[Start of Attachment]

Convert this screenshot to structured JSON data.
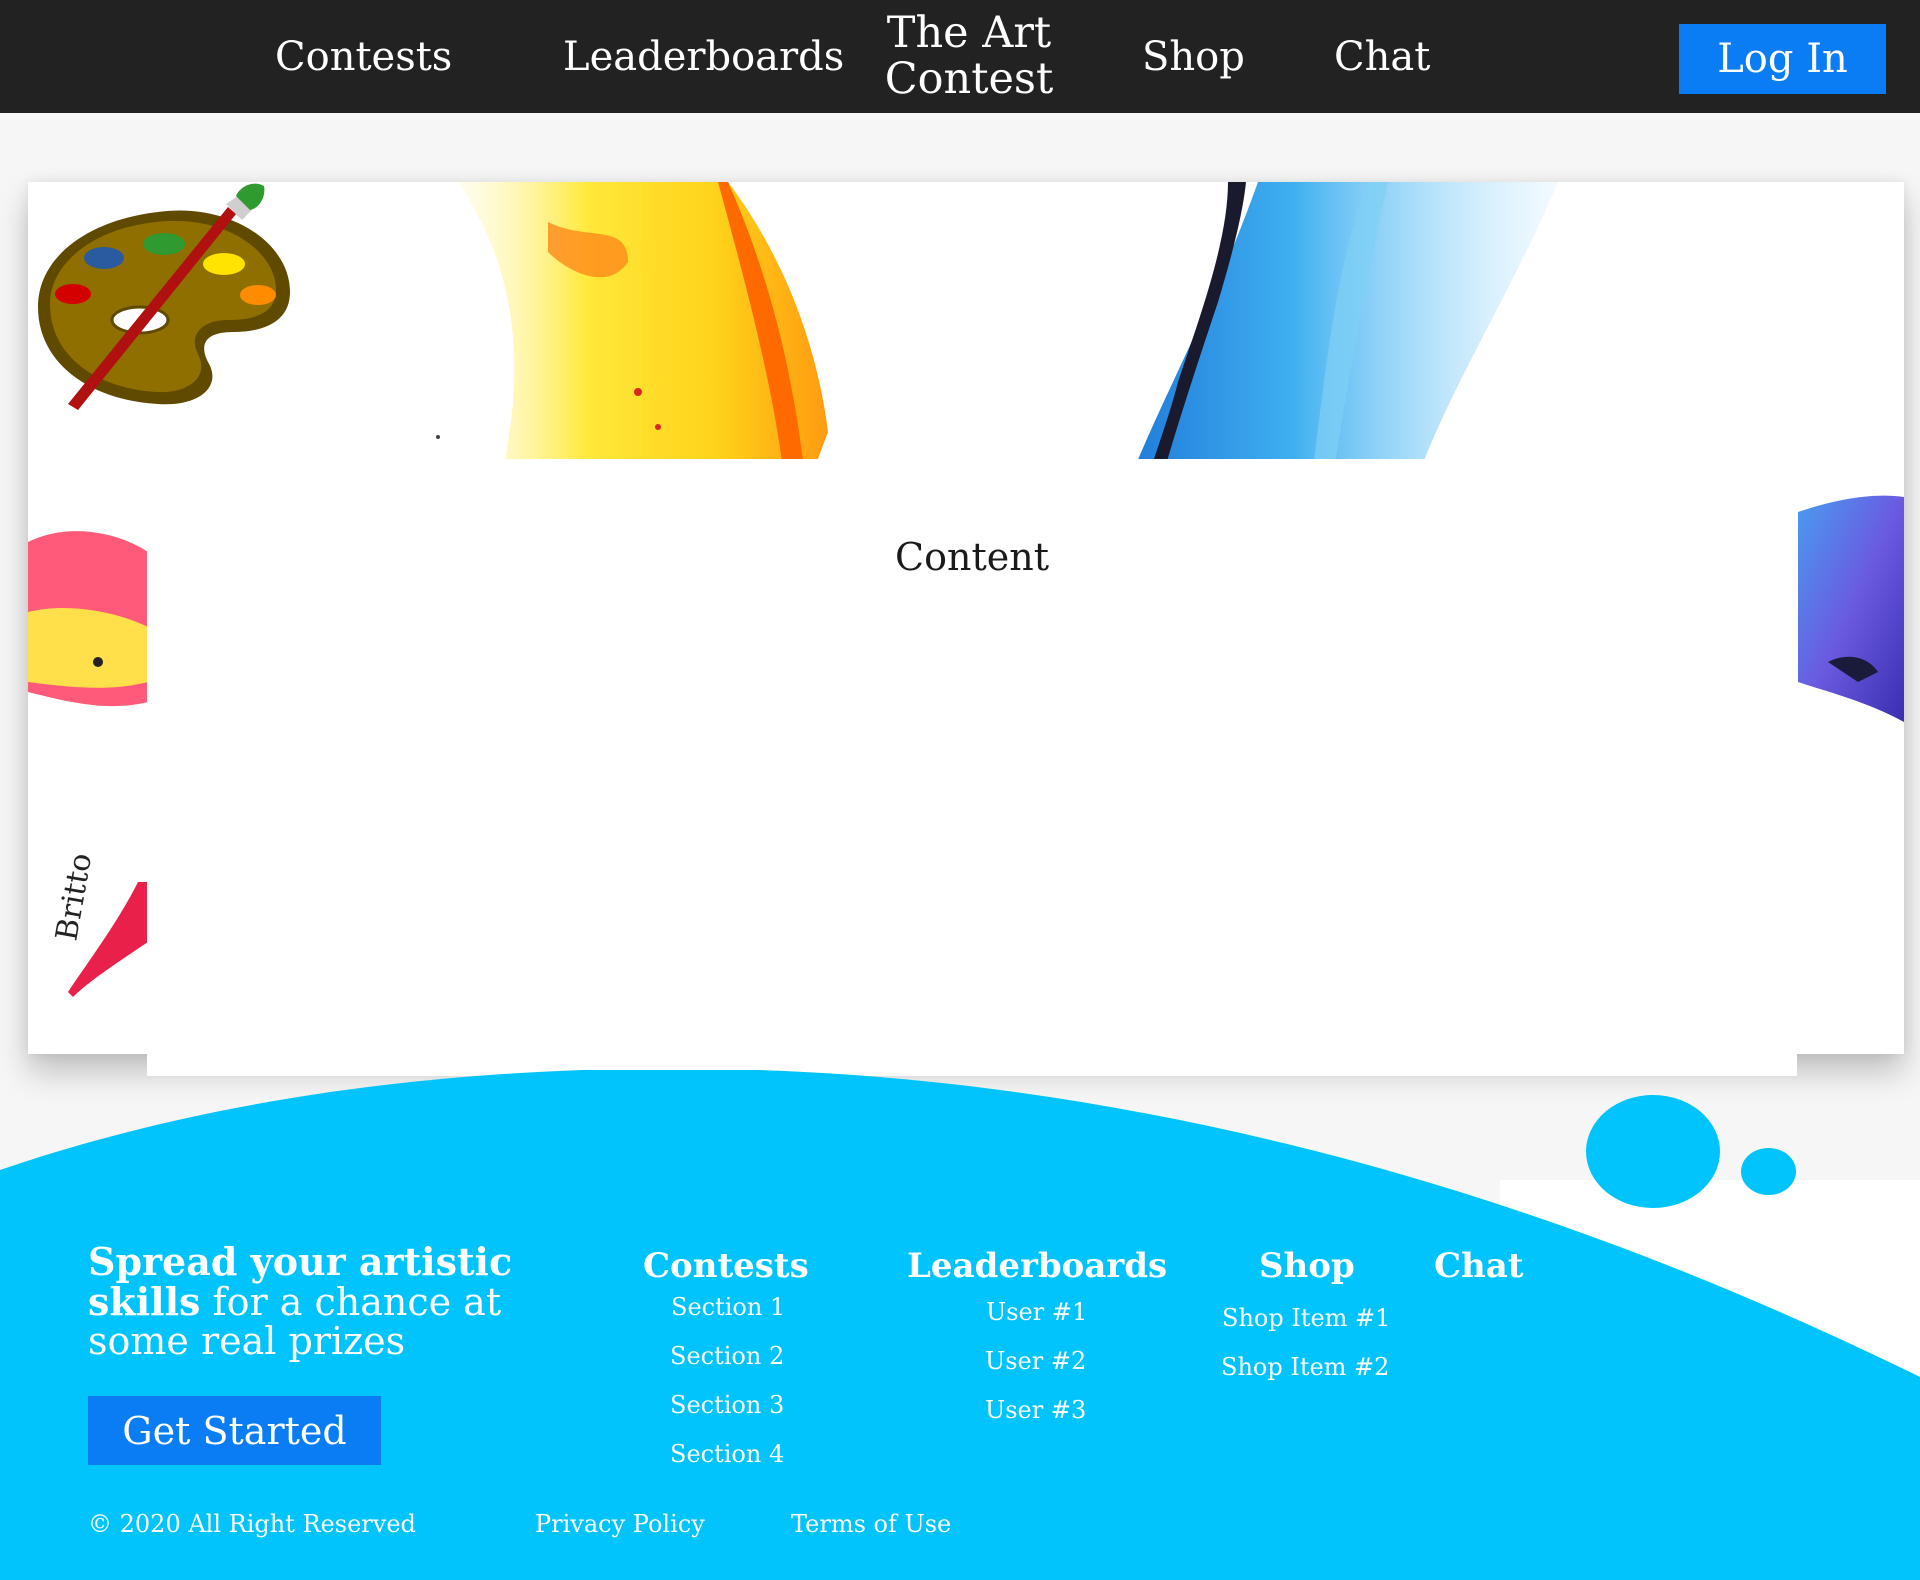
{
  "nav": {
    "links": [
      "Contests",
      "Leaderboards",
      "Shop",
      "Chat"
    ],
    "brand_line1": "The Art",
    "brand_line2": "Contest",
    "login_label": "Log In"
  },
  "hero": {
    "signature_text": "Britto"
  },
  "content": {
    "title": "Content"
  },
  "footer": {
    "tagline_bold": "Spread your artistic skills",
    "tagline_rest": " for a chance at some real prizes",
    "cta_label": "Get Started",
    "columns": {
      "contests": {
        "title": "Contests",
        "items": [
          "Section 1",
          "Section 2",
          "Section 3",
          "Section 4"
        ]
      },
      "leaderboards": {
        "title": "Leaderboards",
        "items": [
          "User #1",
          "User #2",
          "User #3"
        ]
      },
      "shop": {
        "title": "Shop",
        "items": [
          "Shop Item #1",
          "Shop Item #2"
        ]
      },
      "chat": {
        "title": "Chat",
        "items": []
      }
    },
    "copyright": "© 2020 All Right Reserved",
    "privacy": "Privacy Policy",
    "terms": "Terms of Use"
  },
  "colors": {
    "nav_bg": "#222222",
    "accent_blue": "#0a7cf4",
    "footer_cyan": "#00c4fb",
    "page_bg": "#f6f6f6"
  },
  "icons": [
    "palette-icon"
  ]
}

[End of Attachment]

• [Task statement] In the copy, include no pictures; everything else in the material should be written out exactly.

• [Solution to the exercise]
Convert this screenshot to structured JSON data.
{
  "nav": {
    "links": [
      "Contests",
      "Leaderboards",
      "Shop",
      "Chat"
    ],
    "brand_line1": "The Art",
    "brand_line2": "Contest",
    "login_label": "Log In"
  },
  "hero": {
    "signature_text": "Britto"
  },
  "content": {
    "title": "Content"
  },
  "footer": {
    "tagline_bold": "Spread your artistic skills",
    "tagline_rest": " for a chance at some real prizes",
    "cta_label": "Get Started",
    "columns": {
      "contests": {
        "title": "Contests",
        "items": [
          "Section 1",
          "Section 2",
          "Section 3",
          "Section 4"
        ]
      },
      "leaderboards": {
        "title": "Leaderboards",
        "items": [
          "User #1",
          "User #2",
          "User #3"
        ]
      },
      "shop": {
        "title": "Shop",
        "items": [
          "Shop Item #1",
          "Shop Item #2"
        ]
      },
      "chat": {
        "title": "Chat",
        "items": []
      }
    },
    "copyright": "© 2020 All Right Reserved",
    "privacy": "Privacy Policy",
    "terms": "Terms of Use"
  },
  "colors": {
    "nav_bg": "#222222",
    "accent_blue": "#0a7cf4",
    "footer_cyan": "#00c4fb",
    "page_bg": "#f6f6f6"
  },
  "icons": [
    "palette-icon"
  ]
}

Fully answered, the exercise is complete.